None of that stopped Woodside — a very average-looking player with a largely average background — from comfortably protecting his claim on the backup quarterback spot through a week of training camp.
It’s not as if beating out Kizer is some huge accomplishment — unspectacular backups like Tim Boyle and Nathan Peterman have managed to do that in recent years as well — but I do think it’s probably time that we stop trying to write off the Titans current QB2 every time a new passer is brought into the fold (I’m not pointing fingers, I’ve been guilty of it as well).
At this point, I fully expect Woodside to fend off Barkley — whose background and career numbers are almost identical to Kizer’s — and enter the 2021 season as Tannehill’s understudy.
Why? Well, let’s take a quick inventory of everything that Woodside has done since arriving in Tennessee three years ago.
He originally signed with the Titans as a practice squad quarterback after the team tried and failed to get their 2018 sixth-round pick, Luke Falk through waivers on roster cutdown day. When Falk was claimed by Adam Gase’s Dolphins, Woodside — who had been cut by the Bengals on the same day — became the Titans practice squad QB.
However, his initial stay didn’t last too long as he was cut after just three weeks. Looking for some additional reps, Woodside took his football pursuit to the Alliance of American Football, where he became the starter for the San Antonio Commanders.
Despite up and down results in the AAF, Woodside returned to Nashville after the AAF’s abrupt ending, re-signing in April 2019. His first real positive review came shortly thereafter when Vrabel told reporters that Woodside and then-rookie A.J. Brown “are here early studying and they stay late”, adding that he’s been really proud of Woodside for his work helping the rookies get up to speed in the offense.
During the 2019 preseason, we got the chance to see Woodside in preseason action — still the only extended action we’ve seen of him in a Titans uniform — and he impressed there as well, going 46-of-76 (60.5%) for 539 yards (7.1 YPA) with four touchdowns and zero interceptions.
While he obviously wasn’t going to unseat Marcus Mariota or Ryan Tannehill for one of the 53-man roster spots, his performance did earn him a spot on the Titans practice squad where he stuck for the entire season before signing a futures contract to return for 2020.
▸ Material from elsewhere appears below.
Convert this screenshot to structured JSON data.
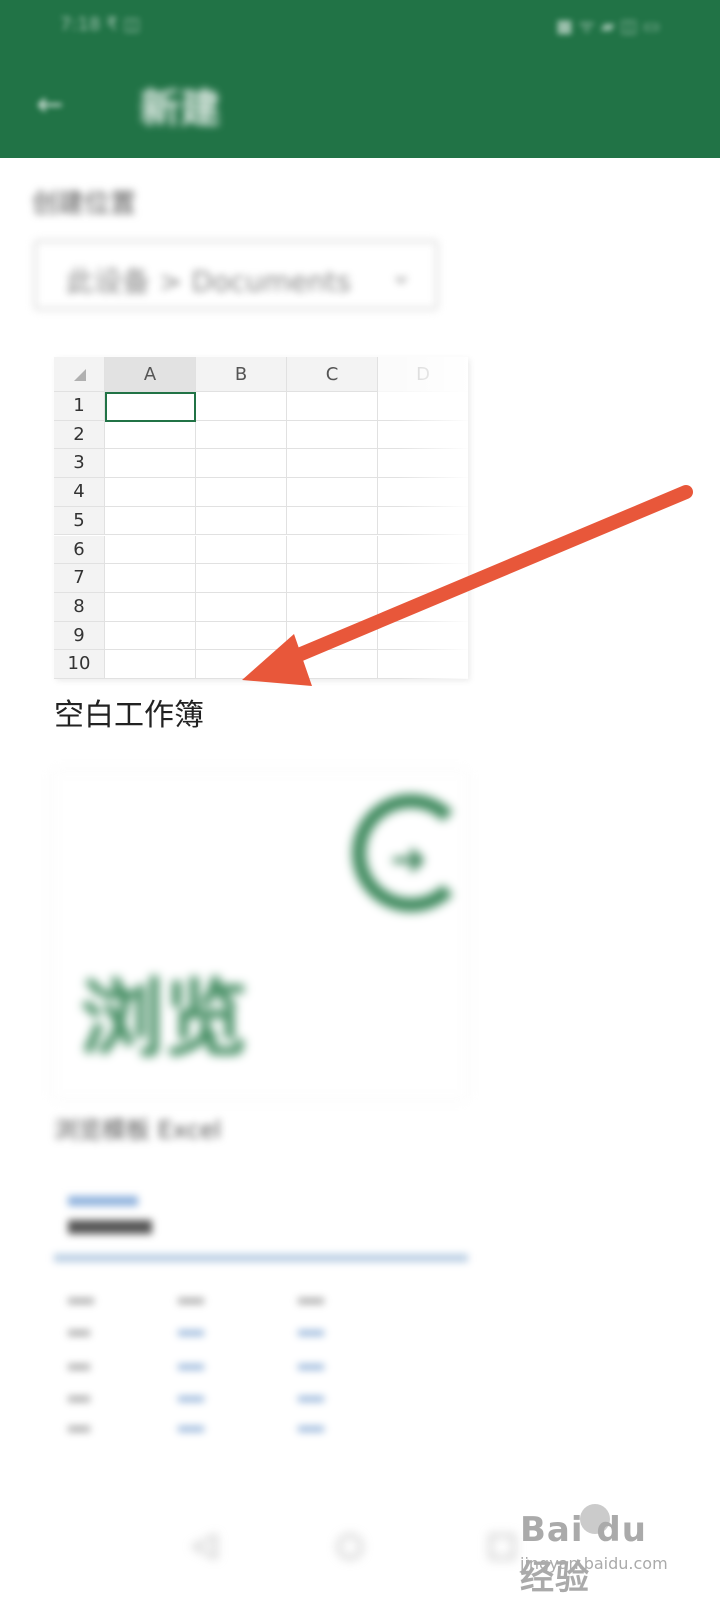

With Marcus Mariota out of the picture, the path to a backup spot cleared for Woodside. The Titans chose not to sign a veteran initially, instead opting to bring in camp competition in the form of seventh-round pick Cole McDonald. McDonald quickly washed out and was replaced by veteran Trevor Siemian, who most expected to quickly take over the QB2 role. But he didn’t. Woodside held him off and spent the entire 2020 season as Tannehill’s top backup, appearing in six games — mostly mop-up duty — with his top contribution being this beautiful throw to Nick Westbrook-Ikhine on a fake punt against the Ravens.
For both of the last two offseasons, Woodside has stayed in Nashville and organized throwing sessions with teammates. In 2020, A.J. Brown said he was catching passes from Woodside “two or three times a week” and this past offseason was more of the same.
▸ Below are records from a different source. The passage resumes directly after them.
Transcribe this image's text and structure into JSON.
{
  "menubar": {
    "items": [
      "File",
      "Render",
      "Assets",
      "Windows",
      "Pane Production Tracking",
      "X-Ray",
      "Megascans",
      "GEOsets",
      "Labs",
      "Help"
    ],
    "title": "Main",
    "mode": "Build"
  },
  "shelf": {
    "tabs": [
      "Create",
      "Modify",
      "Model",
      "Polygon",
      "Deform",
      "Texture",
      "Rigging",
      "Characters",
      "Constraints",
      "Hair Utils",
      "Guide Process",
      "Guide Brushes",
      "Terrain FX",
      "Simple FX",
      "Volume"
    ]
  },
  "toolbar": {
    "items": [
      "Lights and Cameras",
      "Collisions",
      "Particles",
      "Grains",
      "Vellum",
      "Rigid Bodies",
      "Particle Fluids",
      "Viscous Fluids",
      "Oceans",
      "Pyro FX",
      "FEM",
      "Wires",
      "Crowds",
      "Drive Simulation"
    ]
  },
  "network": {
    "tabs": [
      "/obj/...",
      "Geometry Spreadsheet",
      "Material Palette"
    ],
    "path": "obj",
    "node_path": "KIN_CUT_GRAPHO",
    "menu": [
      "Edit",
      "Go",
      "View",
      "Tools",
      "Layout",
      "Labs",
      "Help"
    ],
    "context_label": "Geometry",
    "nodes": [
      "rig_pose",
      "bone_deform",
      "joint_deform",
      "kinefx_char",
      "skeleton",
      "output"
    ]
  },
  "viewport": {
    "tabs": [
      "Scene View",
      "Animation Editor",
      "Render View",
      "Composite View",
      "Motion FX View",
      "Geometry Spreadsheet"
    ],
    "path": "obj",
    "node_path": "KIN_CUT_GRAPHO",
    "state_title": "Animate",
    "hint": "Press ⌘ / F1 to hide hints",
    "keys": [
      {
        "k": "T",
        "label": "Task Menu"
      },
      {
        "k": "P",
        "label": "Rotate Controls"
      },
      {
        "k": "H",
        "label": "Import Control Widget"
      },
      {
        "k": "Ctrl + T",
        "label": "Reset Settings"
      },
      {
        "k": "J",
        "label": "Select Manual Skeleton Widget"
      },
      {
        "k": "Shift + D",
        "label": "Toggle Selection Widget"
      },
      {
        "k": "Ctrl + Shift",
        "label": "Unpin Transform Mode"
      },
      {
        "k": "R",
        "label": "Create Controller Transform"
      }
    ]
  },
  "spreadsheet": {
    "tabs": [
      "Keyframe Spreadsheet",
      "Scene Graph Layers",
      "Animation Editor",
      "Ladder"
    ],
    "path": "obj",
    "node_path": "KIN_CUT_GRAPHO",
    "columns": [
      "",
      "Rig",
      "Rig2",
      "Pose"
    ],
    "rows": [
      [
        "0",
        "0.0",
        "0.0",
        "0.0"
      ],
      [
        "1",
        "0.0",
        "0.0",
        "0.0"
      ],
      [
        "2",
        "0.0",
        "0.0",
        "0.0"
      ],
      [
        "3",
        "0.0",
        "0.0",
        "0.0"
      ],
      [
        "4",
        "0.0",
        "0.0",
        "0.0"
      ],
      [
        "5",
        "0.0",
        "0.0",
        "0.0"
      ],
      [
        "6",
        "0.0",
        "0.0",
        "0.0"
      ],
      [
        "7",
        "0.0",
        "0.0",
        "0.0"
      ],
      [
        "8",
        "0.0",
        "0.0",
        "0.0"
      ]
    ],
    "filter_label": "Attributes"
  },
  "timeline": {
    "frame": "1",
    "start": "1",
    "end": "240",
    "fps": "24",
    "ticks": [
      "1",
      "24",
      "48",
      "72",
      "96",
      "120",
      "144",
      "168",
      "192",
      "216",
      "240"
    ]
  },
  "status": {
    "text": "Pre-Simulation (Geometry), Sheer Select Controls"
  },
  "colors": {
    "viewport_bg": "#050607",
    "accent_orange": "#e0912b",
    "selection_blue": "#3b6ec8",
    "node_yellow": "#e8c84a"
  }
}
Now, we’re a week into another training camp and Woodside has vanquished another would-be challenger to his backup job in Kizer. At the camp practices that I went to, it was pretty clear that Woodside was significantly ahead of Kizer. He knew where to go with the football, delivered it on time, and his accuracy was much more consistent. Those are the kinds of skills that you want out of your backup quarterback.
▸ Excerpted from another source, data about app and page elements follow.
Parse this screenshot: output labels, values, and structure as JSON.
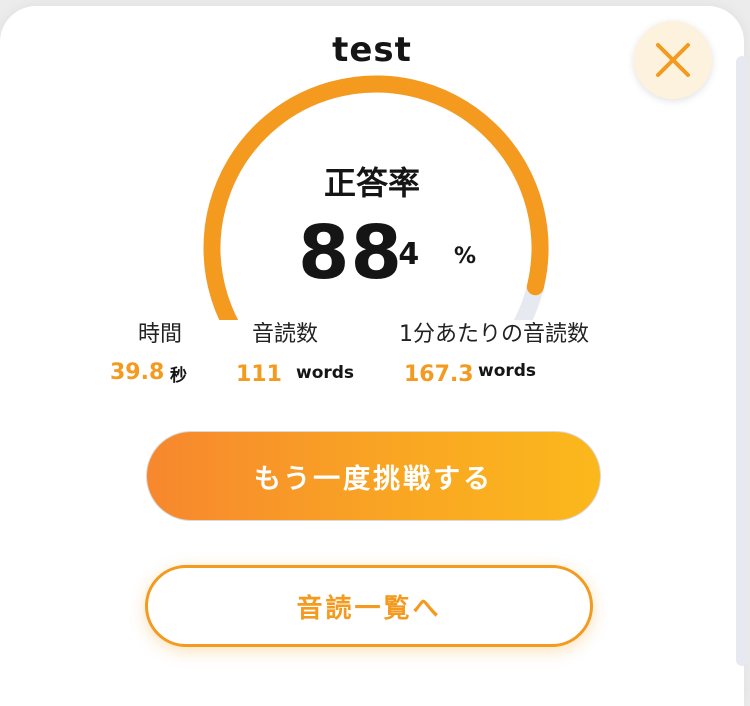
{
  "header": {
    "title": "test"
  },
  "result": {
    "rate_label": "正答率",
    "rate_integer": "88",
    "rate_decimal": ".4",
    "rate_unit": "%",
    "rate_value": 0.884
  },
  "stats": {
    "time": {
      "label": "時間",
      "value": "39.8",
      "unit": "秒"
    },
    "count": {
      "label": "音読数",
      "value": "111",
      "unit": "words"
    },
    "per_minute": {
      "label": "1分あたりの音読数",
      "value": "167.3",
      "unit": "words"
    }
  },
  "actions": {
    "retry_label": "もう一度挑戦する",
    "list_label": "音読一覧へ"
  },
  "icons": {
    "close": "close-icon"
  },
  "colors": {
    "accent": "#f39a1f",
    "gauge_track": "#e6e9ef",
    "close_bg": "#fdf2dd",
    "retry_gradient_start": "#f7872e",
    "retry_gradient_end": "#fbb81c"
  }
}
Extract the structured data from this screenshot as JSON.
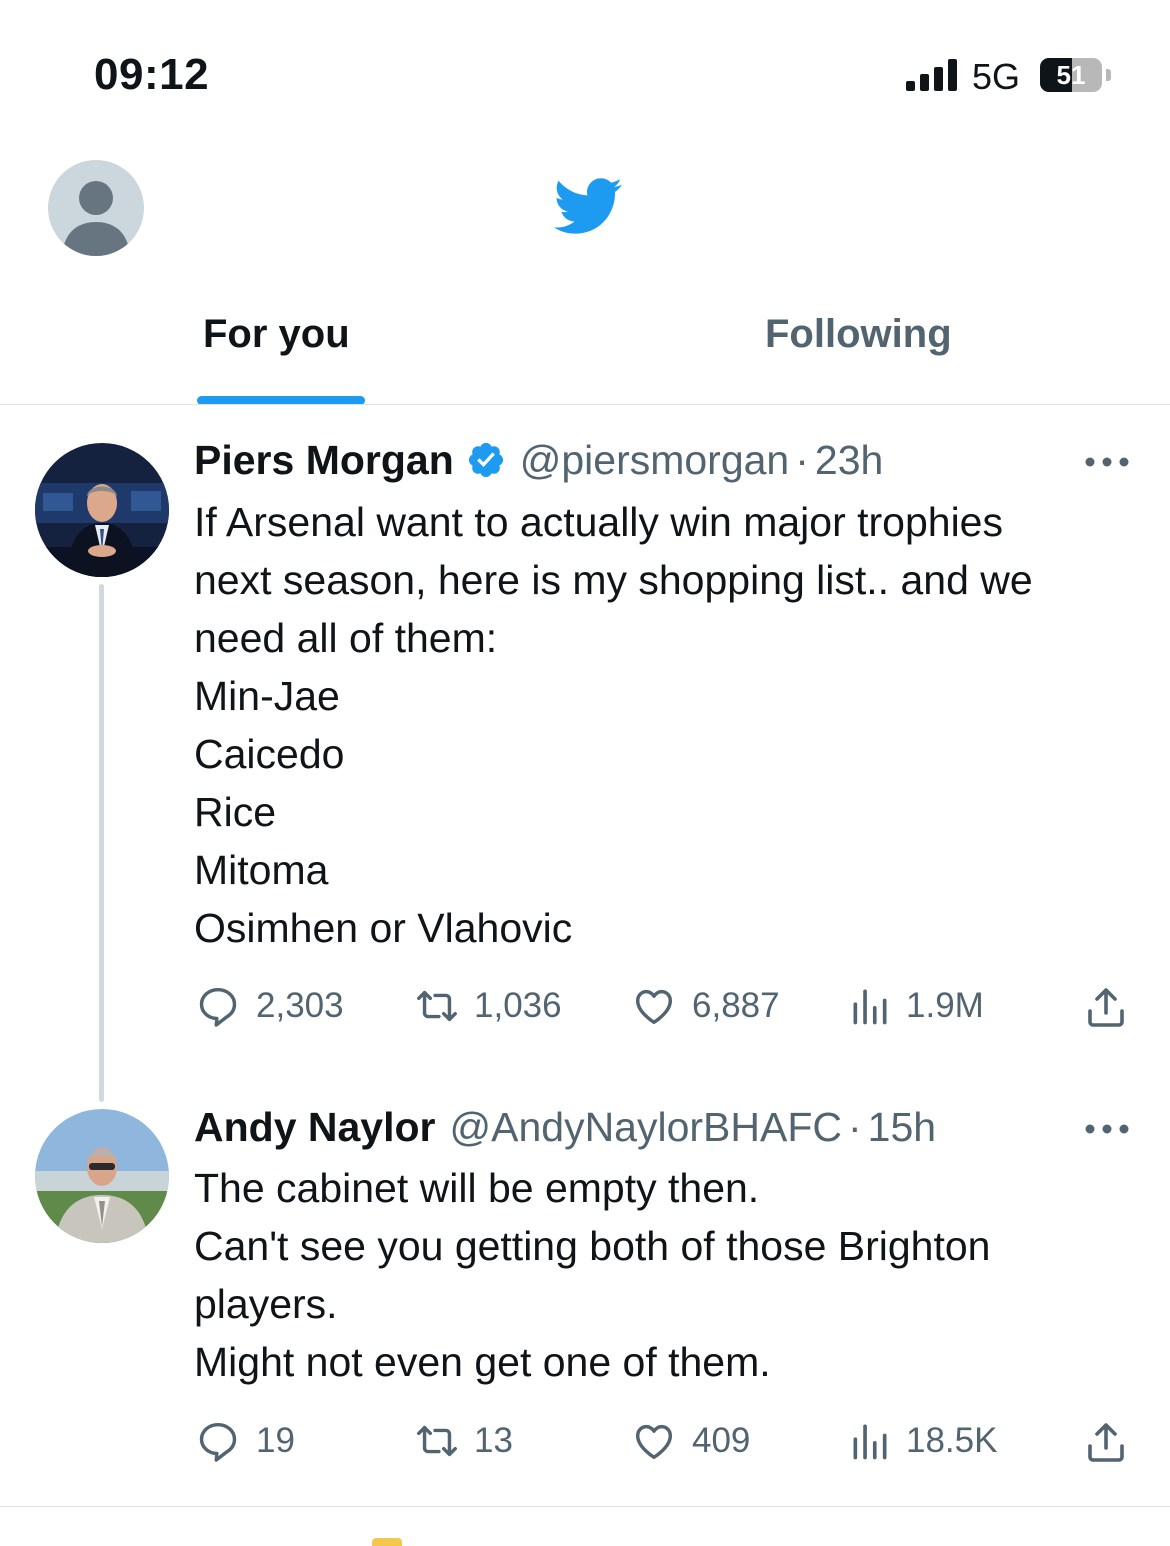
{
  "status_bar": {
    "time": "09:12",
    "network": "5G",
    "battery": "51",
    "battery_level_percent": 51
  },
  "header": {
    "logo_icon": "twitter-bird-icon",
    "avatar_icon": "default-profile-icon"
  },
  "tabs": [
    {
      "label": "For you",
      "active": true
    },
    {
      "label": "Following",
      "active": false
    }
  ],
  "colors": {
    "accent": "#1d9bf0",
    "text": "#0f1419",
    "secondary": "#536471",
    "divider": "#dfe3e6"
  },
  "tweets": [
    {
      "name": "Piers Morgan",
      "verified": true,
      "handle": "@piersmorgan",
      "dot": "·",
      "time": "23h",
      "lines": [
        "If Arsenal want to actually win major trophies",
        "next season, here is my shopping list.. and we",
        "need all of them:",
        "Min-Jae",
        "Caicedo",
        "Rice",
        "Mitoma",
        "Osimhen or Vlahovic"
      ],
      "replies": "2,303",
      "retweets": "1,036",
      "likes": "6,887",
      "views": "1.9M"
    },
    {
      "name": "Andy Naylor",
      "verified": false,
      "handle": "@AndyNaylorBHAFC",
      "dot": "·",
      "time": "15h",
      "lines": [
        "The cabinet will be empty then.",
        "Can't see you getting both of those Brighton",
        "players.",
        "Might not even get one of them."
      ],
      "replies": "19",
      "retweets": "13",
      "likes": "409",
      "views": "18.5K"
    }
  ]
}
We’ll get to see a lot of Logan Woodside over the next month as preseason action gets underway. We’ll probably see a lot of Matt Barkley too, but we shouldn’t be surprised when Woodside outperforms him. It’s what he’s been doing in Tennessee for the last three years now.